In a nutshell, if the program can’t retrieve the small test record, it can’t possibly complete any update/create/delete task. If the program detects such error, it’s better to fail the program gracefully and prompt the user immediately.

function firstUpdate(){
checkConnection();
updateRecord(//insert your stuff);
}
Var tempList = 0;
Function checkConnection(){
readRecord("create a short test record here", {},function(value){
tempList = value;
});
timedLoop(1000,checkTest);
}
function checkTest(){
if (tempList === 0){
//there is an error! Don't worry, it will recheck a second later!
}else{
//there is no error! don't forget to - 
tempList = 0;
stopTimedLoop();
}}

There are, however, no conceivable way (at least to him) to make update/delete/create return a status. It’s not something in the API. This is the closest he can get.

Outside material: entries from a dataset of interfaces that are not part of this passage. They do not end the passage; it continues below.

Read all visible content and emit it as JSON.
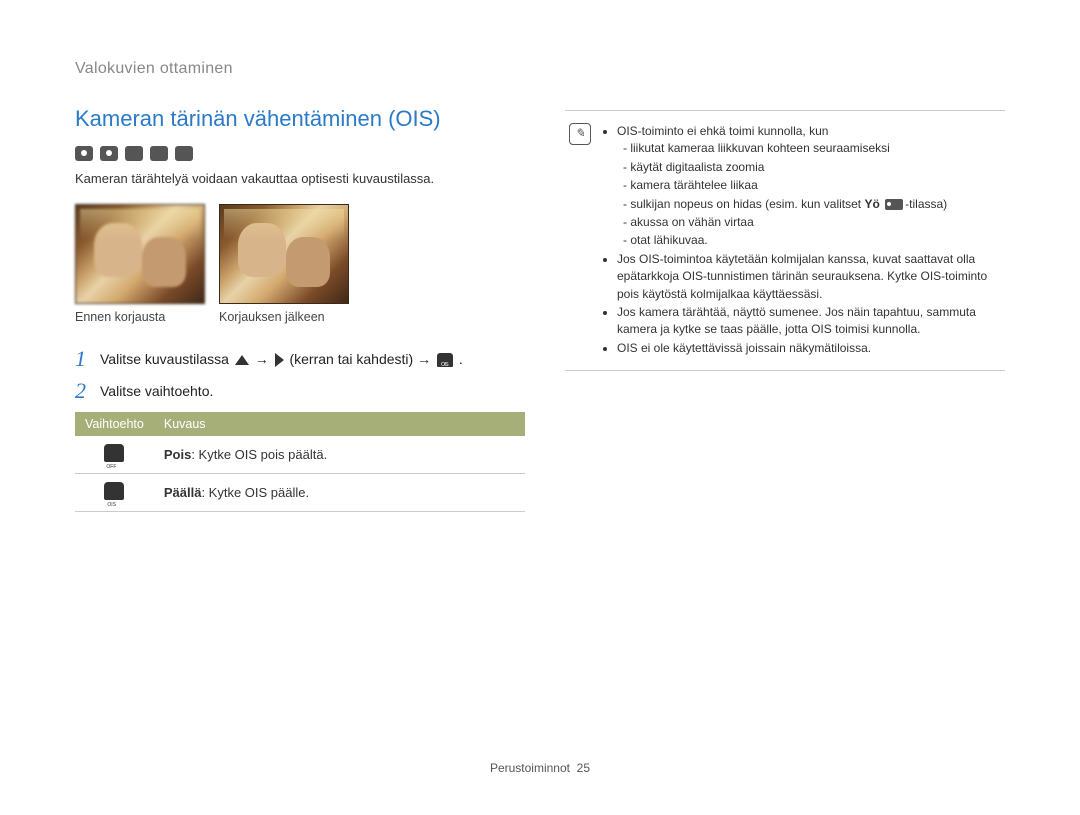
{
  "breadcrumb": "Valokuvien ottaminen",
  "title": "Kameran tärinän vähentäminen (OIS)",
  "mode_icons": [
    "camera-icon",
    "camera-p-icon",
    "scene-icon",
    "movie-icon",
    "smart-movie-icon"
  ],
  "intro": "Kameran tärähtelyä voidaan vakauttaa optisesti kuvaustilassa.",
  "images": {
    "before_caption": "Ennen korjausta",
    "after_caption": "Korjauksen jälkeen"
  },
  "steps": [
    {
      "num": "1",
      "parts": {
        "p1": "Valitse kuvaustilassa ",
        "p2": " → ",
        "p3": " (kerran tai kahdesti) → ",
        "p4": "."
      }
    },
    {
      "num": "2",
      "text": "Valitse vaihtoehto."
    }
  ],
  "table": {
    "headers": {
      "opt": "Vaihtoehto",
      "desc": "Kuvaus"
    },
    "rows": [
      {
        "icon": "hand-off-icon",
        "label": "Pois",
        "desc": ": Kytke OIS pois päältä."
      },
      {
        "icon": "hand-ois-icon",
        "label": "Päällä",
        "desc": ": Kytke OIS päälle."
      }
    ]
  },
  "note": {
    "b1": "OIS-toiminto ei ehkä toimi kunnolla, kun",
    "b1_sub": [
      "liikutat kameraa liikkuvan kohteen seuraamiseksi",
      "käytät digitaalista zoomia",
      "kamera tärähtelee liikaa",
      {
        "pre": "sulkijan nopeus on hidas (esim. kun valitset ",
        "bold": "Yö",
        "post": "-tilassa)"
      },
      "akussa on vähän virtaa",
      "otat lähikuvaa."
    ],
    "b2": "Jos OIS-toimintoa käytetään kolmijalan kanssa, kuvat saattavat olla epätarkkoja OIS-tunnistimen tärinän seurauksena. Kytke OIS-toiminto pois käytöstä kolmijalkaa käyttäessäsi.",
    "b3": "Jos kamera tärähtää, näyttö sumenee. Jos näin tapahtuu, sammuta kamera ja kytke se taas päälle, jotta OIS toimisi kunnolla.",
    "b4": "OIS ei ole käytettävissä joissain näkymätiloissa."
  },
  "footer": {
    "section": "Perustoiminnot",
    "page": "25"
  }
}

I see what he is trying to do there. I would process the records in the callback as normal and set a flag to true when that happens. You can start the timedLoop to check that flag and report when the records are processed or warn when they have not.

One problem is if your user starts pressing buttons wildly. That is not an absurd assumption. You might then need an array of flags adding one every time a callback is passed to the database interface. You can create the callback function adding a unique index to each one with a closure.

Indeed - in his program, sync is triggered by user actions - this includes certain buttons. He wrote something more than the code above - he added a counter that will get a +1 every fail (and reset after success), and will only prompt the user when that counter is above, say 4.
Since the test list is extremely small (just a single row), it should take just 1 loop (at most 2) to finish the operation.
Another way he used to mitigate fast clickers is to add manual delays - he’s pretty good at UX :wink:

Here is what I would do if internet connections become a problem.

The pertinent section is:

var connections,waiting;

connections = 0;
waiting = false;

function startConnection () {
  connections++;
  if (!waiting) {
    waiting = true;
    timedLoop(500,waitingForConnection);
  }
}

function endConnection () {
  connections--;
  if (connections === 0) {
    waiting = false;
    stopTimedLoop();
    hideWaitMessage();
  }
}

function waitingForConnection () {
  showWaitMessage();
}

Call startConnection(); before every database action. Then in the callback call endConnection();. The only additional thing is to add showWaitMessage and hideWaitMessage to pop up an appropriate label or screen.

You may not be able to see the project as it violates terms of service.

This looks interesting, it’s like the “please don’t turn off your game when you see the autosave icon” part of a game. I’ll hand this to my student sometime after the submission deadline of AP.
Thanks for your help! Btw do you happens to know why/how a work can violate code.org TOS? Is it copyright related?